In a similar spirit of sharing insights, Sapienza is an active participant in the Deans’ Assistants Group of the American Association of Medical Colleges. She was recently elected secretary and a board member of the group of about 100 assistants.

“We have discussions and presentations on a variety of topics, like diversity and preparing for accreditation visits,” she says. “When the School of Medicine began preparing to become a tobacco-free campus, for example, I sent out a message on the group’s listserve and instantly received quite a bit of feedback on the challenges and problems we might be facing.”

Sapienza proudly reports that she recently convinced the group to hold its annual meeting in St. Louis in 2008.

Speaking not just of her own effort to bring the assistants group to St. Louis but also of occasional difficulties encountered in faculty recruitment, Sapienza says, “I just can’t believe it when we have a hard time getting people to come to St. Louis. We need to do a better job of selling this city. It has culture, sports teams, public transportation, the river and so much history.”

Barbara Sapienza

Born: Imperial, Mo.

Family: Daughter Dianna, 20; and son Matthew, 17

Hobbies: Reading, writing and activities with children

Favorite author: Mitch Albom

Likes to get away to: The ocean or other large bodies of water

Currently reading: “On A Night Like This” by Ellen Sussman

Favorite family restaurant: The Olive Garden

Sapienza recently began riding that same public transportation system to work, and happily reports that she hasn’t had to fill her car’s gas tank for 10 days. She lives in Affton with daughter Dianna, 20, an education student at Webster University, and son Matthew, 17, who will be a senior at Affton High School. Dianna recently took on a part-time job at St. Anthony’s, becoming the third generation in the Sapienza family to work there. Matthew is thinking about college options and is leaning toward computer science.

Interest in writing

She says her children are her primary hobby, but also admits a personal interest in writing.

“Fortunately for me, my job requires me to do a great deal of writing for Dean Shapiro,” she says. “I draft introductory speeches and most of his correspondence, but he of course will add a lot of his own special touches and personality to these pieces.”

Writer Mitch Albom is high on Sapienza’s list of favorite authors. She met him last year when he came to the St. Louis County Library to sign his new book, “For One More Day.” Her favorite Albom book is “Tuesdays with Morrie.”

On her own, Sapienza published a poem and wrote a guest column for the Suburban Journals when her children were young. Last year, she took a creative writing course at the Danforth Campus.
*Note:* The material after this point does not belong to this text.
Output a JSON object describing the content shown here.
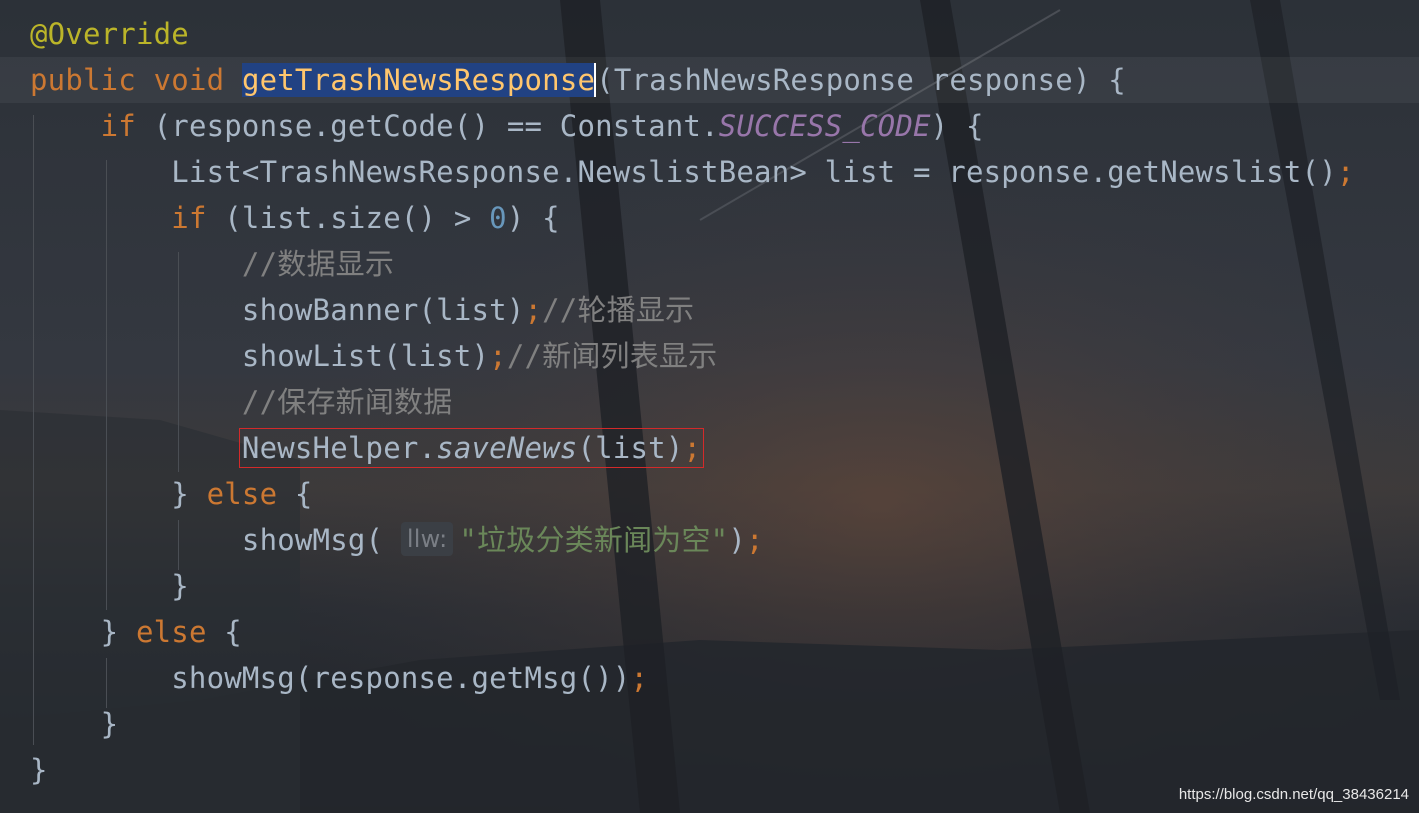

“One thing I learned from that course was that everyone has their own voice as a writer, even if they’re not writing about themselves,” she says. “We were a class of 14 people from various parts of the country with differing interests, and we all had distinct voices.”
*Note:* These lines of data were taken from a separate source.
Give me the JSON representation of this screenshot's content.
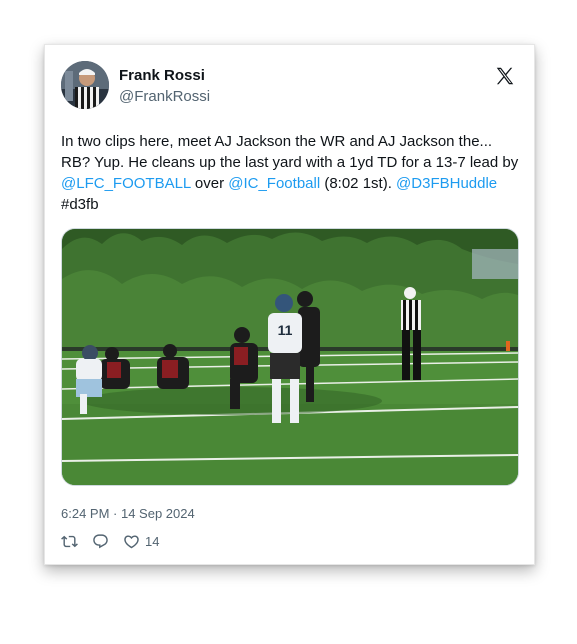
{
  "tweet": {
    "author_name": "Frank Rossi",
    "author_handle": "@FrankRossi",
    "text_part1": "In two clips here, meet AJ Jackson the WR and AJ Jackson the... RB? Yup. He cleans up the last yard with a 1yd TD for a 13-7 lead by ",
    "mention_1": "@LFC_FOOTBALL",
    "text_part2": " over ",
    "mention_2": "@IC_Football",
    "text_part3": " (8:02 1st). ",
    "mention_3": "@D3FBHuddle",
    "hashtag": "#d3fb",
    "timestamp": "6:24 PM · 14 Sep 2024",
    "like_count": "14"
  },
  "icons": {
    "platform": "x-logo-icon",
    "retweet": "retweet-icon",
    "reply": "reply-icon",
    "like": "heart-icon"
  },
  "colors": {
    "link": "#1d9bf0",
    "muted": "#536471",
    "text": "#0f1419"
  }
}
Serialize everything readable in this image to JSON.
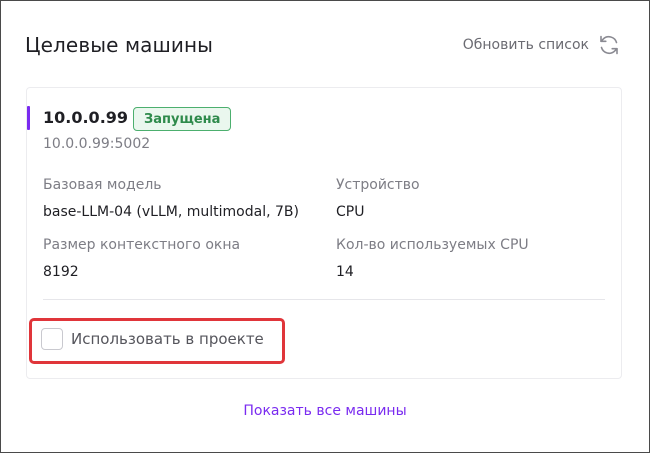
{
  "header": {
    "title": "Целевые машины",
    "refresh_label": "Обновить список"
  },
  "machine": {
    "name": "10.0.0.99",
    "status": "Запущена",
    "address": "10.0.0.99:5002",
    "fields": {
      "base_model_label": "Базовая модель",
      "base_model_value": "base-LLM-04 (vLLM, multimodal, 7B)",
      "device_label": "Устройство",
      "device_value": "CPU",
      "context_label": "Размер контекстного окна",
      "context_value": "8192",
      "cpu_count_label": "Кол-во используемых CPU",
      "cpu_count_value": "14"
    },
    "use_in_project_label": "Использовать в проекте",
    "use_in_project_checked": false
  },
  "footer": {
    "show_all_label": "Показать все машины"
  },
  "colors": {
    "accent": "#7a2bf0",
    "status_text": "#2e8a4b",
    "status_bg": "#eaf7ee",
    "highlight": "#e0353a"
  },
  "icons": {
    "refresh": "refresh-icon"
  }
}
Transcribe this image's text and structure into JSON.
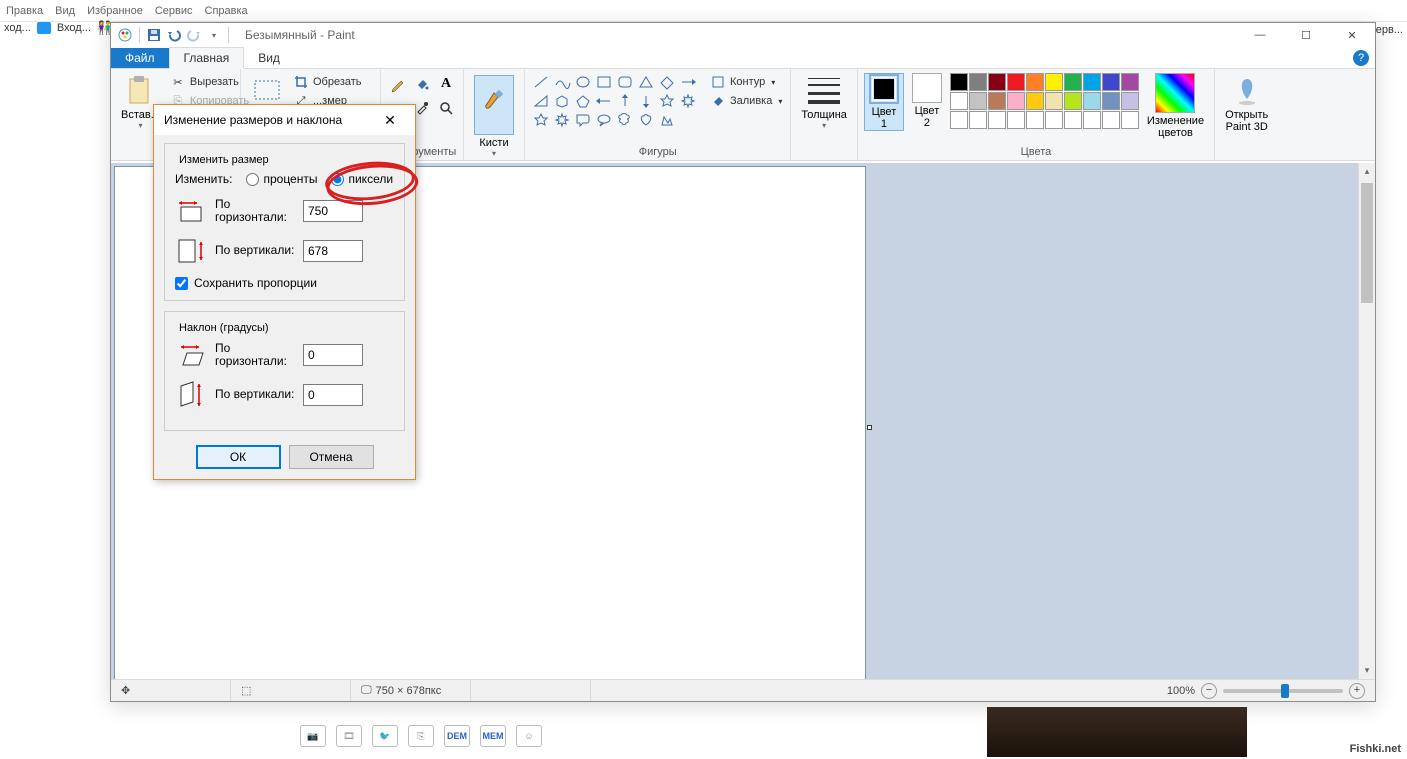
{
  "bg": {
    "menu": [
      "Правка",
      "Вид",
      "Избранное",
      "Сервис",
      "Справка"
    ],
    "task1": "ход...",
    "task2": "Вход...",
    "right": "Серв..."
  },
  "title": "Безымянный - Paint",
  "tabs": {
    "file": "Файл",
    "home": "Главная",
    "view": "Вид"
  },
  "ribbon": {
    "clipboard": {
      "paste": "Встав...",
      "cut": "Вырезать",
      "copy": "Копировать"
    },
    "image": {
      "select": "...",
      "crop": "Обрезать",
      "resize": "...змер",
      "rotate": "..."
    },
    "tools_label": "Инструменты",
    "brush": "Кисти",
    "shapes_label": "Фигуры",
    "outline": "Контур",
    "fill": "Заливка",
    "thickness": "Толщина",
    "color1": "Цвет\n1",
    "color2": "Цвет\n2",
    "editcolors": "Изменение\nцветов",
    "open3d": "Открыть\nPaint 3D",
    "colors_label": "Цвета"
  },
  "palette_row1": [
    "#000000",
    "#7f7f7f",
    "#880015",
    "#ed1c24",
    "#ff7f27",
    "#fff200",
    "#22b14c",
    "#00a2e8",
    "#3f48cc",
    "#a349a4"
  ],
  "palette_row2": [
    "#ffffff",
    "#c3c3c3",
    "#b97a57",
    "#ffaec9",
    "#ffc90e",
    "#efe4b0",
    "#b5e61d",
    "#99d9ea",
    "#7092be",
    "#c8bfe7"
  ],
  "palette_row3": [
    "#ffffff",
    "#ffffff",
    "#ffffff",
    "#ffffff",
    "#ffffff",
    "#ffffff",
    "#ffffff",
    "#ffffff",
    "#ffffff",
    "#ffffff"
  ],
  "dialog": {
    "title": "Изменение размеров и наклона",
    "resize_legend": "Изменить размер",
    "by_label": "Изменить:",
    "percent": "проценты",
    "pixels": "пиксели",
    "horiz": "По\nгоризонтали:",
    "vert": "По вертикали:",
    "h_val": "750",
    "v_val": "678",
    "keep": "Сохранить пропорции",
    "skew_legend": "Наклон (градусы)",
    "sh_val": "0",
    "sv_val": "0",
    "ok": "ОК",
    "cancel": "Отмена"
  },
  "status": {
    "dims": "750 × 678пкс",
    "zoom": "100%"
  },
  "overlay": {
    "dem": "DEM",
    "mem": "MEM"
  },
  "watermark": "Fishki.net"
}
As a conversation about her job and her life seems to be winding down, Sapienza mentions that she has one more personal interest inspired by an extraordinary experience.

“In 1998, my son needed a kidney transplant, and I gave him one of my kidneys,” she says. “That’s not something I want to brag about at all, because what mother wouldn’t do that for her son?

“But if it can help promote awareness of the need for donor organs, Matthew and I both agreed that it was worth mentioning.”